He said most tile systems are designed to take one-half inch of water off the landscape per day. “The tile lines meter the water, slow it down compared to it running off the landscape.”
The researchers say one thing they still want to determine is what will happen when virtually all farmland has modern drainage systems installed. “The Blue Earth River basin is already close to that,” Schottler said.
He said that when tiling is complete, rivers will eventually widen to a point that will become their new normal width.
“At some point the river flows won’t increase anymore and they won’t widen the rivers more, and there will be a reduction in sediment. We need to find out when that will happen and what the sediment loads will be at that time — will they be the same as before drainage or still higher than before drainage started.”
The study looked at three things that could add to river flow: drainage, changes to the landscape, and changes in the amount of precipitation over time.
Schottler said some increase in precipitation doesn’t nearly account for the added water going into rivers.
He said that while the increased flow from drainage is clear, they do want to more closely study the effect of more soybeans being planted in the state.
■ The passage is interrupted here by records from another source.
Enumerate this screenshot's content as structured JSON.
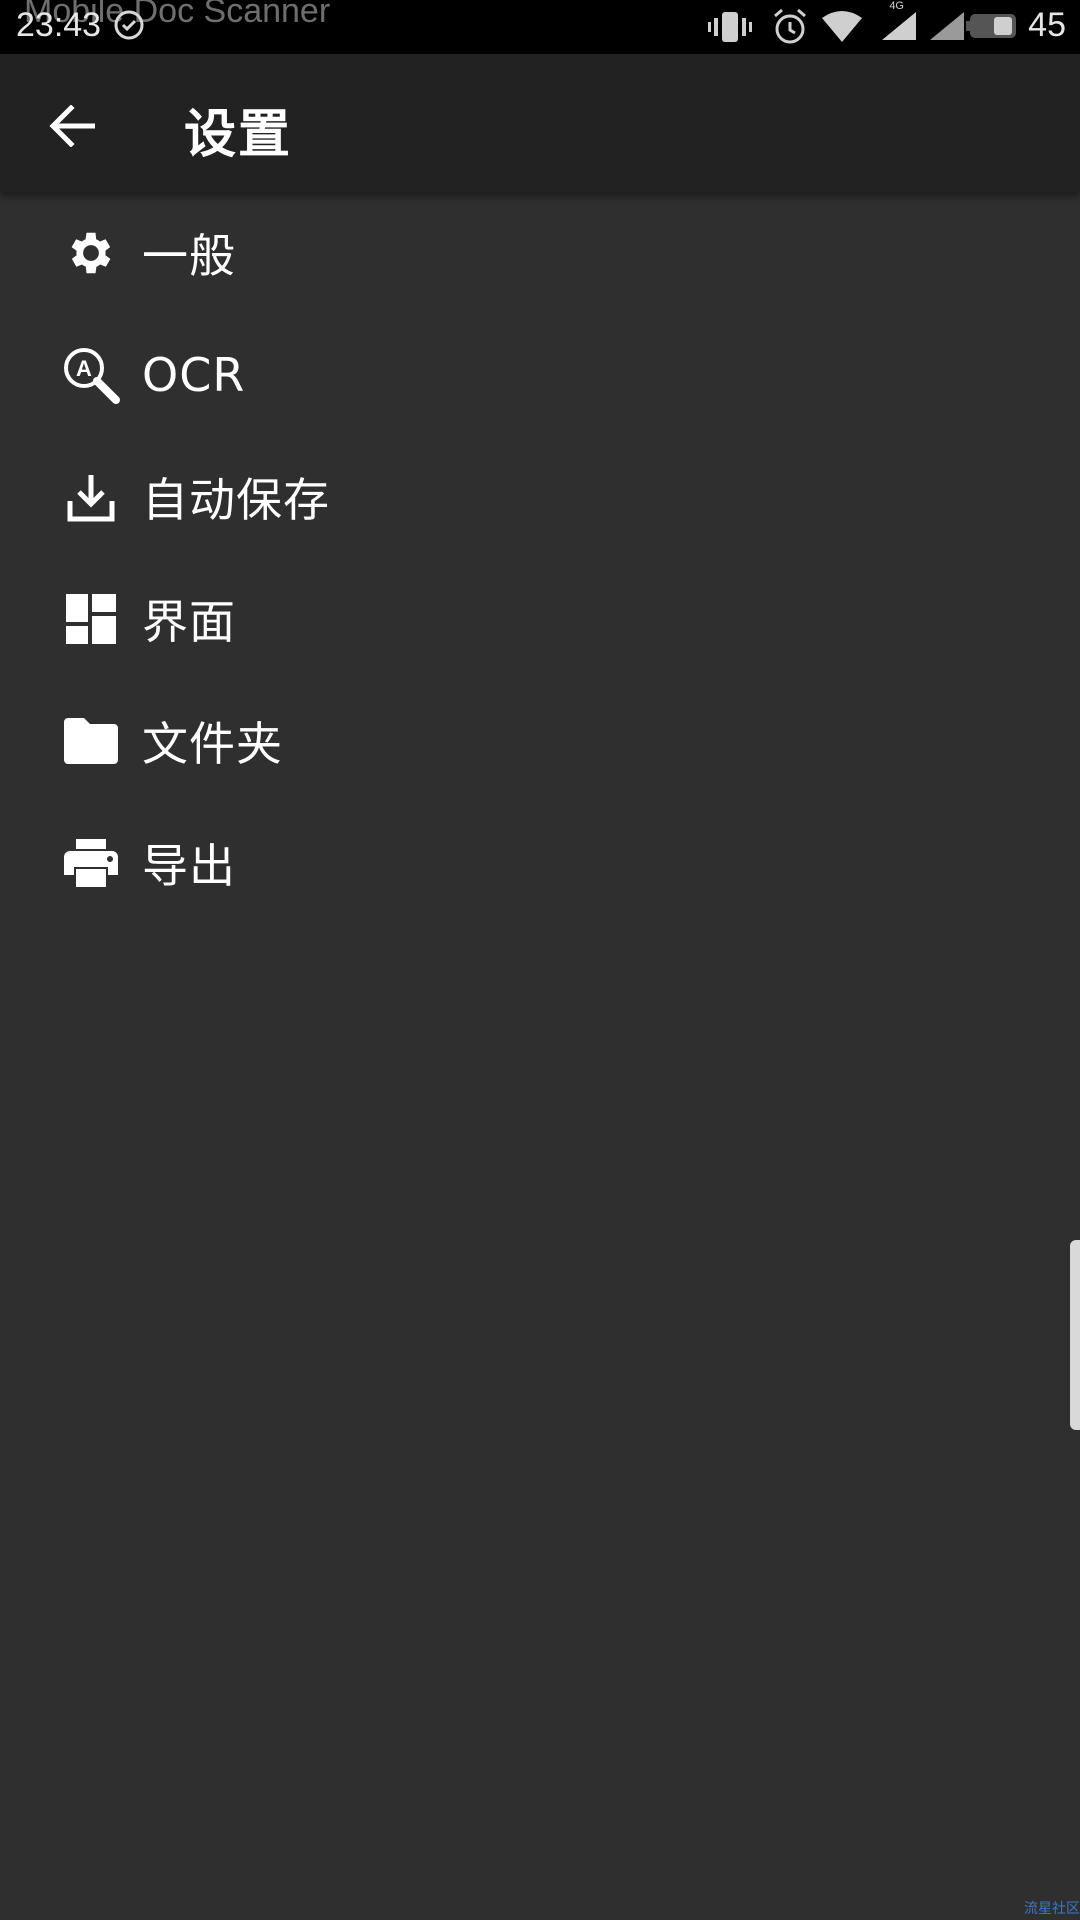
{
  "status_bar": {
    "time": "23:43",
    "notification_ghost": "Mobile Doc Scanner",
    "network_label": "4G",
    "battery_percent": "45",
    "icons": [
      "sync-icon",
      "vibrate-icon",
      "alarm-icon",
      "wifi-icon",
      "signal-icon",
      "signal-icon",
      "battery-icon"
    ]
  },
  "app_bar": {
    "title": "设置",
    "back_icon": "arrow-back-icon"
  },
  "menu": {
    "items": [
      {
        "label": "一般",
        "icon": "gear-icon"
      },
      {
        "label": "OCR",
        "icon": "ocr-search-icon"
      },
      {
        "label": "自动保存",
        "icon": "download-icon"
      },
      {
        "label": "界面",
        "icon": "dashboard-icon"
      },
      {
        "label": "文件夹",
        "icon": "folder-icon"
      },
      {
        "label": "导出",
        "icon": "printer-icon"
      }
    ]
  },
  "watermark": "流星社区",
  "colors": {
    "background": "#2f2f2f",
    "app_bar": "#222222",
    "status_bar": "#000000",
    "text": "#ffffff"
  }
}
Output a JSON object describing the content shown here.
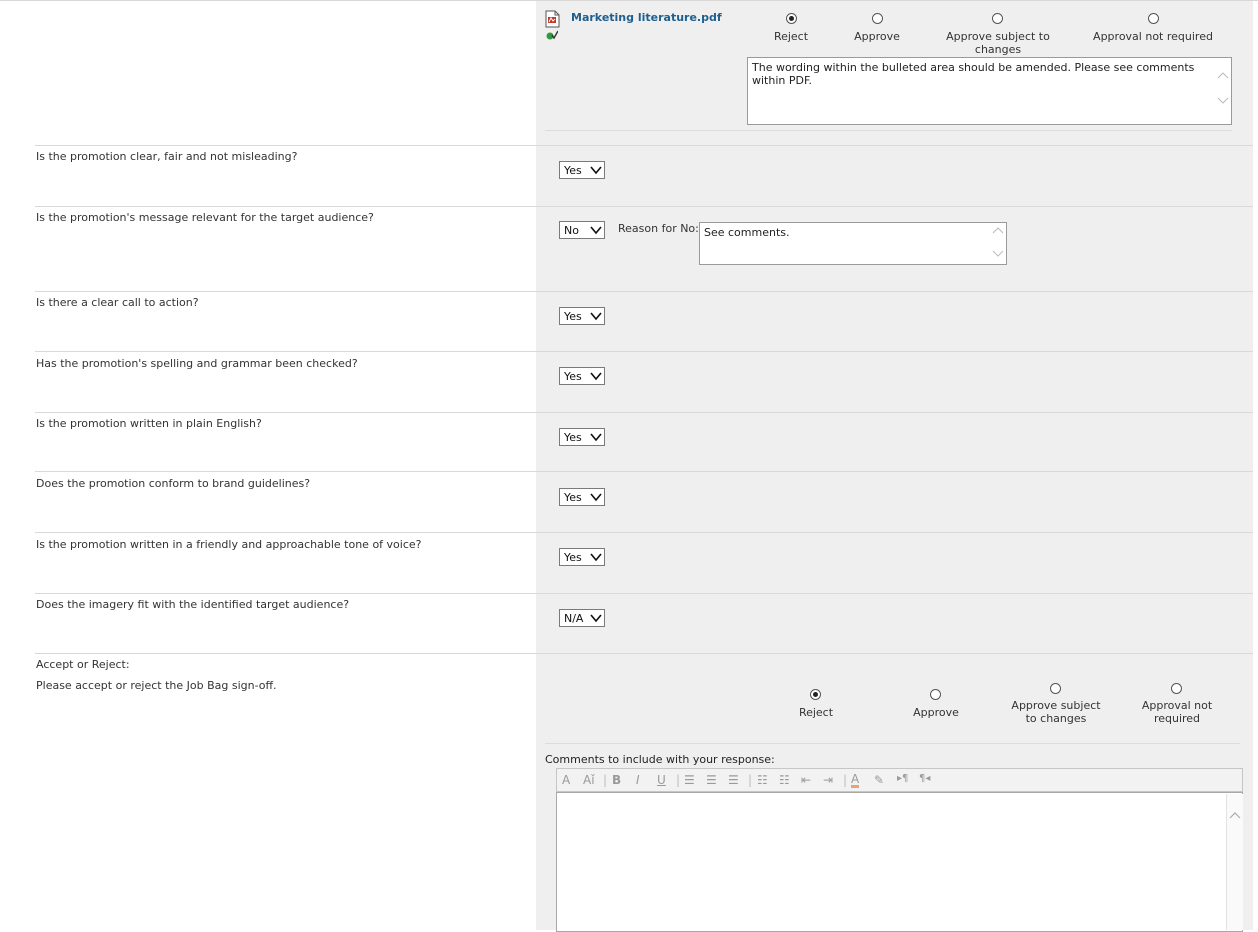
{
  "attachment": {
    "file_name": "Marketing literature.pdf",
    "options": [
      "Reject",
      "Approve",
      "Approve subject to changes",
      "Approval not required"
    ],
    "selected": "Reject",
    "comment": "The wording within the bulleted area should be amended.  Please see comments within PDF."
  },
  "questions": [
    {
      "text": "Is the promotion clear, fair and not misleading?",
      "answer": "Yes"
    },
    {
      "text": "Is the promotion's message relevant for the target audience?",
      "answer": "No",
      "reason_label": "Reason for No:",
      "reason": "See comments."
    },
    {
      "text": "Is there a clear call to action?",
      "answer": "Yes"
    },
    {
      "text": "Has the promotion's spelling and grammar been checked?",
      "answer": "Yes"
    },
    {
      "text": "Is the promotion written in plain English?",
      "answer": "Yes"
    },
    {
      "text": "Does the promotion conform to brand guidelines?",
      "answer": "Yes"
    },
    {
      "text": "Is the promotion written in a friendly and approachable tone of voice?",
      "answer": "Yes"
    },
    {
      "text": "Does the imagery fit with the identified target audience?",
      "answer": "N/A"
    }
  ],
  "signoff": {
    "title": "Accept or Reject:",
    "instruction": "Please accept or reject the Job Bag sign-off.",
    "options": [
      "Reject",
      "Approve",
      "Approve subject to changes",
      "Approval not required"
    ],
    "selected": "Reject",
    "comments_label": "Comments to include with your response:",
    "comments_value": ""
  },
  "icons": {
    "pdf": "pdf-file-icon",
    "status": "checked-status-icon"
  }
}
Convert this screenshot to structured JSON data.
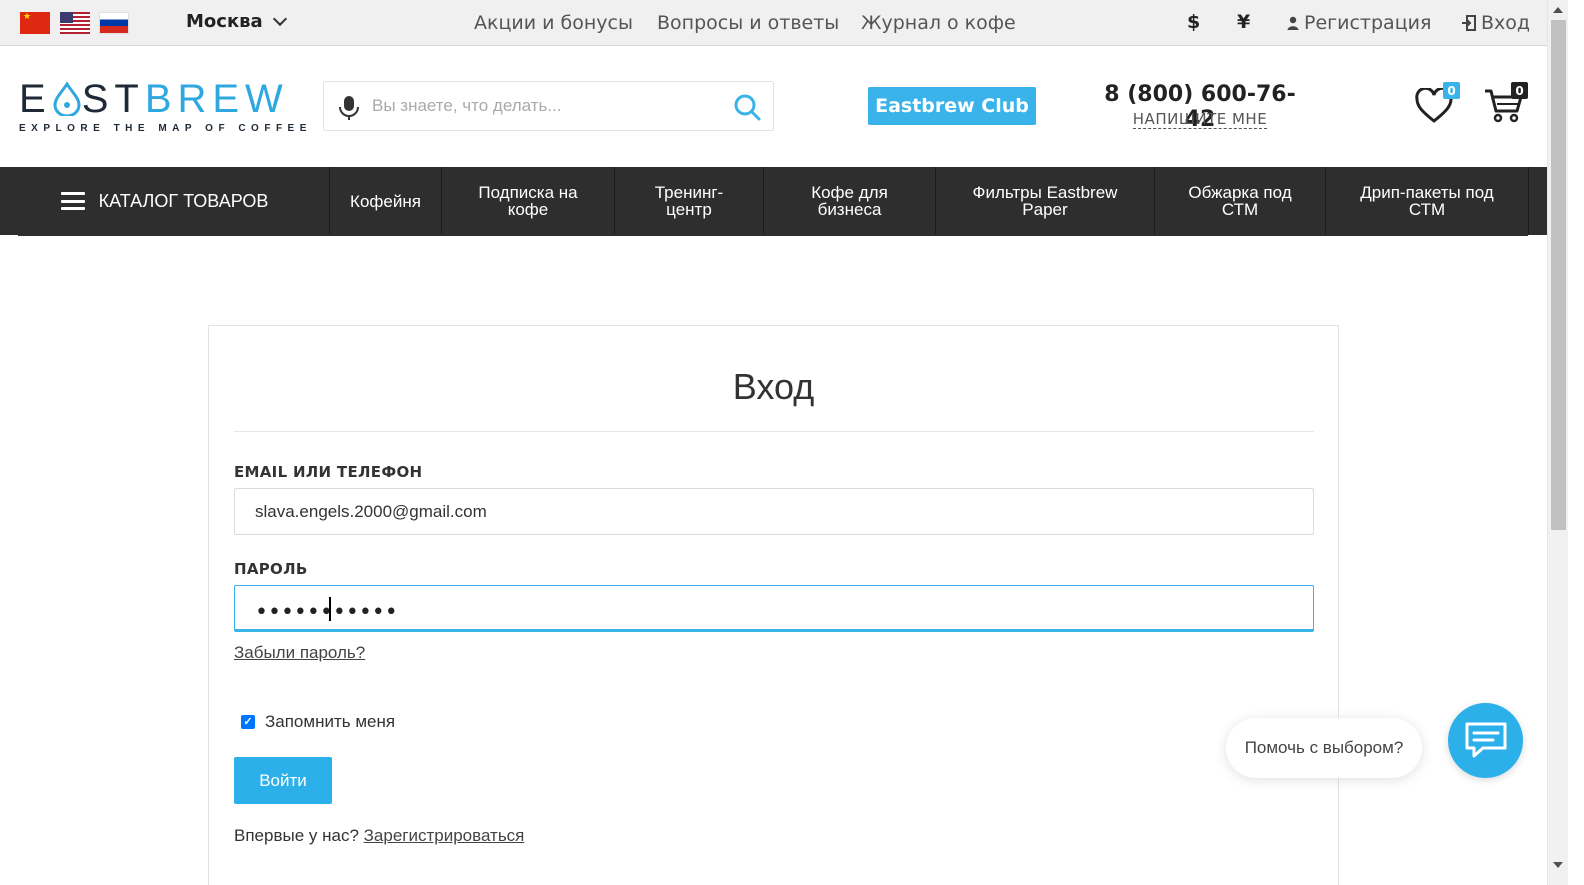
{
  "topbar": {
    "languages": [
      {
        "name": "Chinese",
        "icon": "flag-cn-icon"
      },
      {
        "name": "English",
        "icon": "flag-us-icon"
      },
      {
        "name": "Russian",
        "icon": "flag-ru-icon"
      }
    ],
    "city": "Москва",
    "links": [
      "Акции и бонусы",
      "Вопросы и ответы",
      "Журнал о кофе"
    ],
    "currencies": [
      "$",
      "¥"
    ],
    "register_label": "Регистрация",
    "login_label": "Вход"
  },
  "header": {
    "logo": {
      "word_dark_1": "E",
      "word_dark_2": "ST",
      "word_blue": "BREW",
      "tagline": "EXPLORE THE MAP OF COFFEE"
    },
    "search": {
      "placeholder": "Вы знаете, что делать..."
    },
    "club_label": "Eastbrew Club",
    "phone": "8 (800) 600-76-42",
    "write_me": "НАПИШИТЕ МНЕ",
    "wishlist_count": "0",
    "cart_count": "0"
  },
  "nav": {
    "catalog_label": "КАТАЛОГ ТОВАРОВ",
    "items": [
      {
        "line1": "Кофейня",
        "line2": ""
      },
      {
        "line1": "Подписка на",
        "line2": "кофе"
      },
      {
        "line1": "Тренинг-",
        "line2": "центр"
      },
      {
        "line1": "Кофе для",
        "line2": "бизнеса"
      },
      {
        "line1": "Фильтры Eastbrew",
        "line2": "Paper"
      },
      {
        "line1": "Обжарка под",
        "line2": "СТМ"
      },
      {
        "line1": "Дрип-пакеты под",
        "line2": "СТМ"
      }
    ]
  },
  "login": {
    "title": "Вход",
    "email_label": "EMAIL ИЛИ ТЕЛЕФОН",
    "email_value": "slava.engels.2000@gmail.com",
    "password_label": "ПАРОЛЬ",
    "password_mask": "•••••••••••",
    "forgot_label": "Забыли пароль?",
    "remember_label": "Запомнить меня",
    "remember_checked": true,
    "submit_label": "Войти",
    "new_here_text": "Впервые у нас?",
    "register_link": "Зарегистрироваться"
  },
  "chat": {
    "bubble_text": "Помочь с выбором?",
    "icon": "chat-icon"
  },
  "colors": {
    "accent": "#3ab3ea",
    "nav_bg": "#2e2e2e",
    "topbar_bg": "#f0f0f0"
  }
}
The amount of farm land in corn has remained virtually unchanged since 1940, but soybeans — which were almost nonexistent before 1940 — have grown dramatically to the point they are now about half of the crop acres.
“Soybeans replaced alfalfa, oats, rye, pasture — all those crops that are green and growing in April are now are gone and have been replaced by soybeans.”
Schottler, one of a team of scientists who has been working on the drainage studies in recent years, said that despite some skeptics, he’s been pleasantly surprised that the basic thesis that drainage sends more water more quickly to the rivers, is being fairly well accepted.